» **Instructions to follow**: Repeat every line of the data exactly; the pictures stay out.

##### Data for analysis

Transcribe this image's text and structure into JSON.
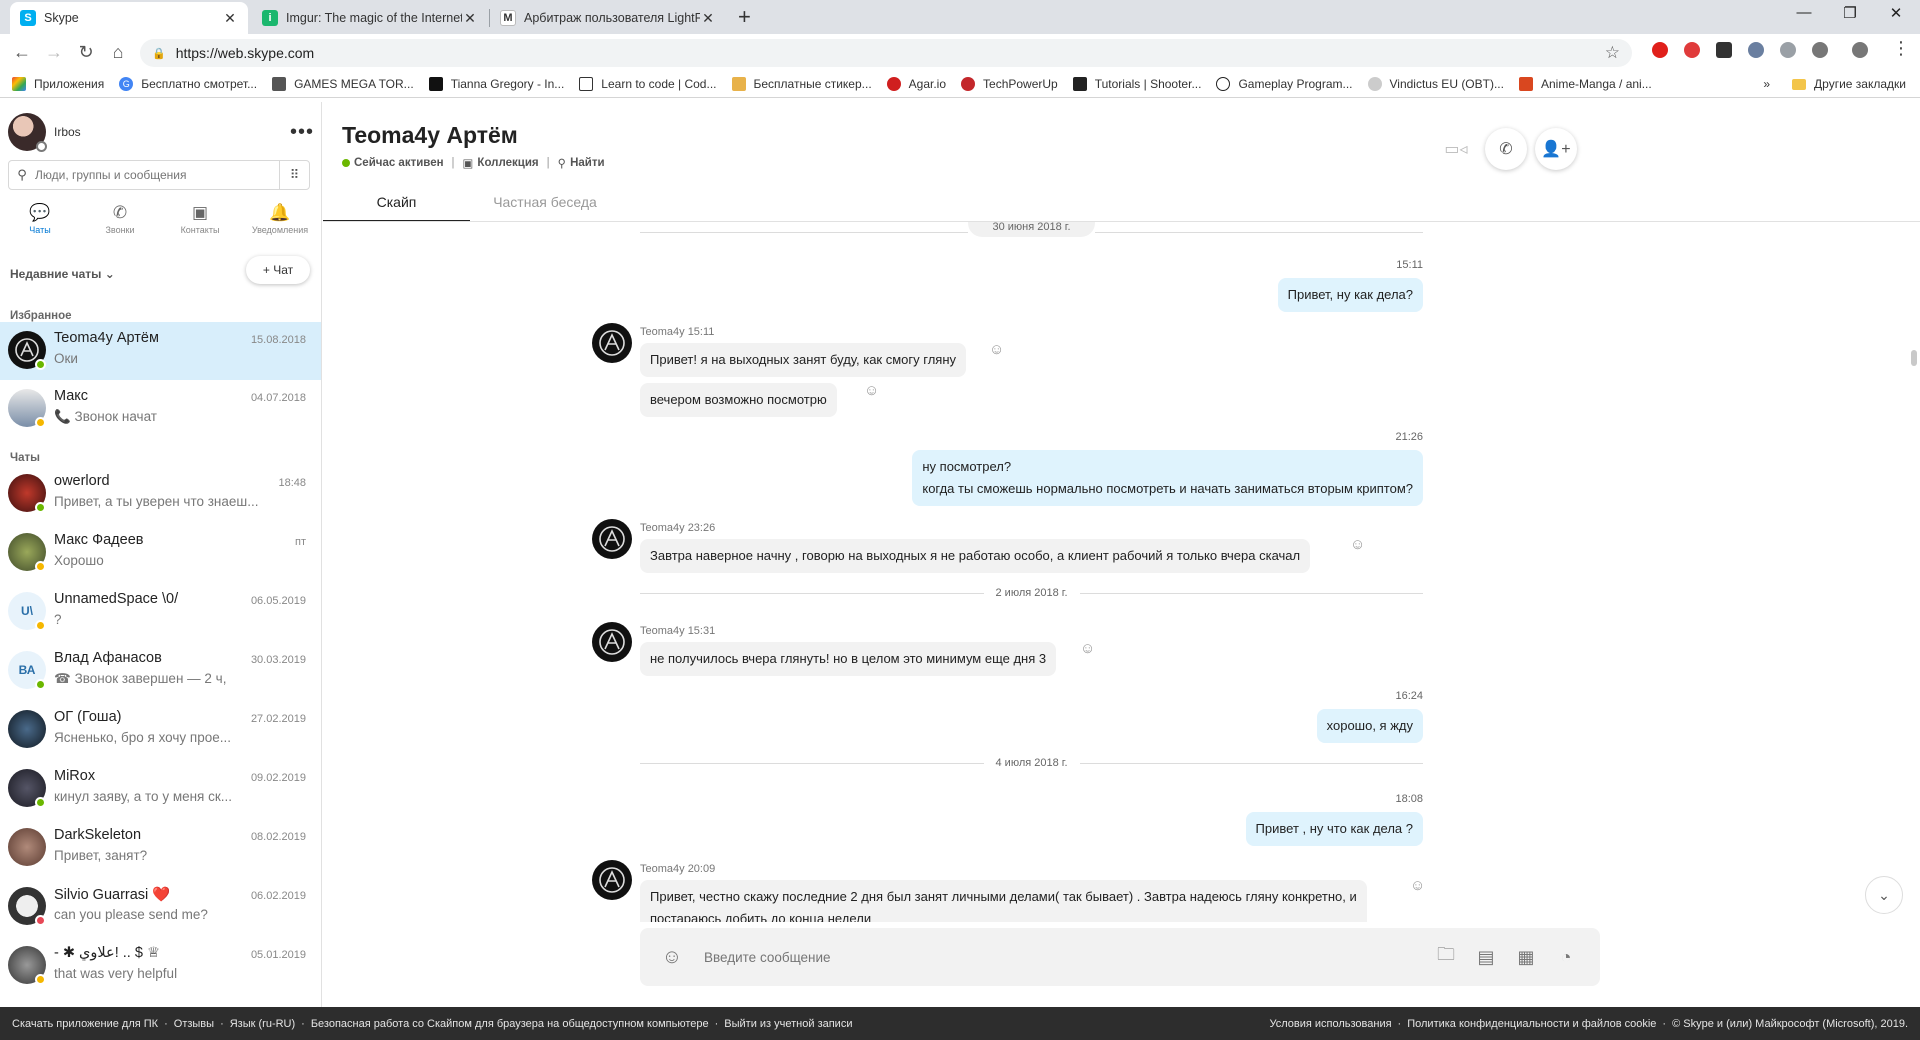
{
  "browser": {
    "tabs": [
      {
        "title": "Skype",
        "icon": "skype-icon"
      },
      {
        "title": "Imgur: The magic of the Internet",
        "icon": "imgur-icon"
      },
      {
        "title": "Арбитраж пользователя LightF",
        "icon": "lightf-icon"
      }
    ],
    "url": "https://web.skype.com",
    "bookmarks": [
      "Приложения",
      "Бесплатно смотрет...",
      "GAMES MEGA TOR...",
      "Tianna Gregory - In...",
      "Learn to code | Cod...",
      "Бесплатные стикер...",
      "Agar.io",
      "TechPowerUp",
      "Tutorials | Shooter...",
      "Gameplay Program...",
      "Vindictus EU (OBT)...",
      "Anime-Manga / ani..."
    ],
    "bookmarks_more": "»",
    "other_bookmarks": "Другие закладки"
  },
  "sidebar": {
    "user_name": "Irbos",
    "search_placeholder": "Люди, группы и сообщения",
    "nav": [
      "Чаты",
      "Звонки",
      "Контакты",
      "Уведомления"
    ],
    "recent_label": "Недавние чаты ⌄",
    "new_chat": "+ Чат",
    "favorites_label": "Избранное",
    "chats_label": "Чаты",
    "favorites": [
      {
        "name": "Teoma4y Артём",
        "preview": "Оки",
        "time": "15.08.2018",
        "status": "#6bb700"
      },
      {
        "name": "Макс",
        "preview": "📞 Звонок начат",
        "time": "04.07.2018",
        "status": "#f5b700"
      }
    ],
    "chats": [
      {
        "name": "owerlord",
        "preview": "Привет, а ты уверен что знаеш...",
        "time": "18:48",
        "status": "#6bb700"
      },
      {
        "name": "Макс Фадеев",
        "preview": "Хорошо",
        "time": "пт",
        "status": "#f5b700"
      },
      {
        "name": "UnnamedSpace \\0/",
        "preview": "?",
        "time": "06.05.2019",
        "status": "#f5b700"
      },
      {
        "name": "Влад Афанасов",
        "preview": "☎ Звонок завершен — 2 ч,",
        "time": "30.03.2019",
        "status": "#6bb700"
      },
      {
        "name": "ОГ (Гоша)",
        "preview": "Ясненько, бро я хочу прое...",
        "time": "27.02.2019",
        "status": ""
      },
      {
        "name": "MiRox",
        "preview": "кинул заяву, а то у меня ск...",
        "time": "09.02.2019",
        "status": "#6bb700"
      },
      {
        "name": "DarkSkeleton",
        "preview": "Привет, занят?",
        "time": "08.02.2019",
        "status": ""
      },
      {
        "name": "Silvio Guarrasi ❤️",
        "preview": "can you please send me?",
        "time": "06.02.2019",
        "status": "#e74856"
      },
      {
        "name": "- ✱ علاوي! .. $ ♕",
        "preview": "that was very helpful",
        "time": "05.01.2019",
        "status": "#f5b700"
      }
    ]
  },
  "conversation": {
    "title": "Teoma4y Артём",
    "status": "Сейчас активен",
    "collection": "Коллекция",
    "find": "Найти",
    "tabs": [
      "Скайп",
      "Частная беседа"
    ],
    "dates": [
      "30 июня 2018 г.",
      "2 июля 2018 г.",
      "4 июля 2018 г."
    ],
    "messages": [
      {
        "dir": "out",
        "time": "15:11",
        "lines": [
          "Привет, ну как дела?"
        ]
      },
      {
        "dir": "in",
        "meta": "Teoma4y 15:11",
        "lines": [
          "Привет! я на выходных занят буду, как смогу гляну"
        ]
      },
      {
        "dir": "in",
        "lines": [
          "вечером возможно посмотрю"
        ]
      },
      {
        "dir": "out",
        "time": "21:26",
        "lines": [
          "ну посмотрел?",
          "когда ты сможешь нормально посмотреть и начать заниматься вторым криптом?"
        ]
      },
      {
        "dir": "in",
        "meta": "Teoma4y 23:26",
        "lines": [
          "Завтра наверное начну , говорю на выходных я не работаю особо, а клиент рабочий я только вчера скачал"
        ]
      },
      {
        "dir": "in",
        "meta": "Teoma4y 15:31",
        "lines": [
          "не получилось вчера глянуть! но в целом это минимум еще дня 3"
        ]
      },
      {
        "dir": "out",
        "time": "16:24",
        "lines": [
          "хорошо, я жду"
        ]
      },
      {
        "dir": "out",
        "time": "18:08",
        "lines": [
          "Привет , ну что как дела ?"
        ]
      },
      {
        "dir": "in",
        "meta": "Teoma4y 20:09",
        "lines": [
          "Привет, честно скажу последние 2 дня был занят личными делами( так бывает) . Завтра надеюсь гляну конкретно, и",
          "постараюсь добить до конца недели"
        ]
      }
    ],
    "composer_placeholder": "Введите сообщение"
  },
  "footer": {
    "left": [
      "Скачать приложение для ПК",
      "·",
      "Отзывы",
      "·",
      "Язык (ru-RU)",
      "·",
      "Безопасная работа со Скайпом для браузера на общедоступном компьютере",
      "·",
      "Выйти из учетной записи"
    ],
    "right": [
      "Условия использования",
      "·",
      "Политика конфиденциальности и файлов cookie",
      "·",
      "© Skype и (или) Майкрософт (Microsoft), 2019."
    ]
  },
  "colors": {
    "accent": "#0078d4",
    "online": "#6bb700",
    "away": "#f5b700",
    "outgoing_bubble": "#dff3fd",
    "incoming_bubble": "#f2f2f2"
  }
}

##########

» **Solution for this exercise**:
Transcribe this image's text and structure into JSON.
{
  "browser": {
    "tabs": [
      {
        "title": "Skype",
        "icon": "skype-icon"
      },
      {
        "title": "Imgur: The magic of the Internet",
        "icon": "imgur-icon"
      },
      {
        "title": "Арбитраж пользователя LightF",
        "icon": "lightf-icon"
      }
    ],
    "url": "https://web.skype.com",
    "bookmarks": [
      "Приложения",
      "Бесплатно смотрет...",
      "GAMES MEGA TOR...",
      "Tianna Gregory - In...",
      "Learn to code | Cod...",
      "Бесплатные стикер...",
      "Agar.io",
      "TechPowerUp",
      "Tutorials | Shooter...",
      "Gameplay Program...",
      "Vindictus EU (OBT)...",
      "Anime-Manga / ani..."
    ],
    "bookmarks_more": "»",
    "other_bookmarks": "Другие закладки"
  },
  "sidebar": {
    "user_name": "Irbos",
    "search_placeholder": "Люди, группы и сообщения",
    "nav": [
      "Чаты",
      "Звонки",
      "Контакты",
      "Уведомления"
    ],
    "recent_label": "Недавние чаты ⌄",
    "new_chat": "+ Чат",
    "favorites_label": "Избранное",
    "chats_label": "Чаты",
    "favorites": [
      {
        "name": "Teoma4y Артём",
        "preview": "Оки",
        "time": "15.08.2018",
        "status": "#6bb700"
      },
      {
        "name": "Макс",
        "preview": "📞 Звонок начат",
        "time": "04.07.2018",
        "status": "#f5b700"
      }
    ],
    "chats": [
      {
        "name": "owerlord",
        "preview": "Привет, а ты уверен что знаеш...",
        "time": "18:48",
        "status": "#6bb700"
      },
      {
        "name": "Макс Фадеев",
        "preview": "Хорошо",
        "time": "пт",
        "status": "#f5b700"
      },
      {
        "name": "UnnamedSpace \\0/",
        "preview": "?",
        "time": "06.05.2019",
        "status": "#f5b700"
      },
      {
        "name": "Влад Афанасов",
        "preview": "☎ Звонок завершен — 2 ч,",
        "time": "30.03.2019",
        "status": "#6bb700"
      },
      {
        "name": "ОГ (Гоша)",
        "preview": "Ясненько, бро я хочу прое...",
        "time": "27.02.2019",
        "status": ""
      },
      {
        "name": "MiRox",
        "preview": "кинул заяву, а то у меня ск...",
        "time": "09.02.2019",
        "status": "#6bb700"
      },
      {
        "name": "DarkSkeleton",
        "preview": "Привет, занят?",
        "time": "08.02.2019",
        "status": ""
      },
      {
        "name": "Silvio Guarrasi ❤️",
        "preview": "can you please send me?",
        "time": "06.02.2019",
        "status": "#e74856"
      },
      {
        "name": "- ✱ علاوي! .. $ ♕",
        "preview": "that was very helpful",
        "time": "05.01.2019",
        "status": "#f5b700"
      }
    ]
  },
  "conversation": {
    "title": "Teoma4y Артём",
    "status": "Сейчас активен",
    "collection": "Коллекция",
    "find": "Найти",
    "tabs": [
      "Скайп",
      "Частная беседа"
    ],
    "dates": [
      "30 июня 2018 г.",
      "2 июля 2018 г.",
      "4 июля 2018 г."
    ],
    "messages": [
      {
        "dir": "out",
        "time": "15:11",
        "lines": [
          "Привет, ну как дела?"
        ]
      },
      {
        "dir": "in",
        "meta": "Teoma4y 15:11",
        "lines": [
          "Привет! я на выходных занят буду, как смогу гляну"
        ]
      },
      {
        "dir": "in",
        "lines": [
          "вечером возможно посмотрю"
        ]
      },
      {
        "dir": "out",
        "time": "21:26",
        "lines": [
          "ну посмотрел?",
          "когда ты сможешь нормально посмотреть и начать заниматься вторым криптом?"
        ]
      },
      {
        "dir": "in",
        "meta": "Teoma4y 23:26",
        "lines": [
          "Завтра наверное начну , говорю на выходных я не работаю особо, а клиент рабочий я только вчера скачал"
        ]
      },
      {
        "dir": "in",
        "meta": "Teoma4y 15:31",
        "lines": [
          "не получилось вчера глянуть! но в целом это минимум еще дня 3"
        ]
      },
      {
        "dir": "out",
        "time": "16:24",
        "lines": [
          "хорошо, я жду"
        ]
      },
      {
        "dir": "out",
        "time": "18:08",
        "lines": [
          "Привет , ну что как дела ?"
        ]
      },
      {
        "dir": "in",
        "meta": "Teoma4y 20:09",
        "lines": [
          "Привет, честно скажу последние 2 дня был занят личными делами( так бывает) . Завтра надеюсь гляну конкретно, и",
          "постараюсь добить до конца недели"
        ]
      }
    ],
    "composer_placeholder": "Введите сообщение"
  },
  "footer": {
    "left": [
      "Скачать приложение для ПК",
      "·",
      "Отзывы",
      "·",
      "Язык (ru-RU)",
      "·",
      "Безопасная работа со Скайпом для браузера на общедоступном компьютере",
      "·",
      "Выйти из учетной записи"
    ],
    "right": [
      "Условия использования",
      "·",
      "Политика конфиденциальности и файлов cookie",
      "·",
      "© Skype и (или) Майкрософт (Microsoft), 2019."
    ]
  },
  "colors": {
    "accent": "#0078d4",
    "online": "#6bb700",
    "away": "#f5b700",
    "outgoing_bubble": "#dff3fd",
    "incoming_bubble": "#f2f2f2"
  }
}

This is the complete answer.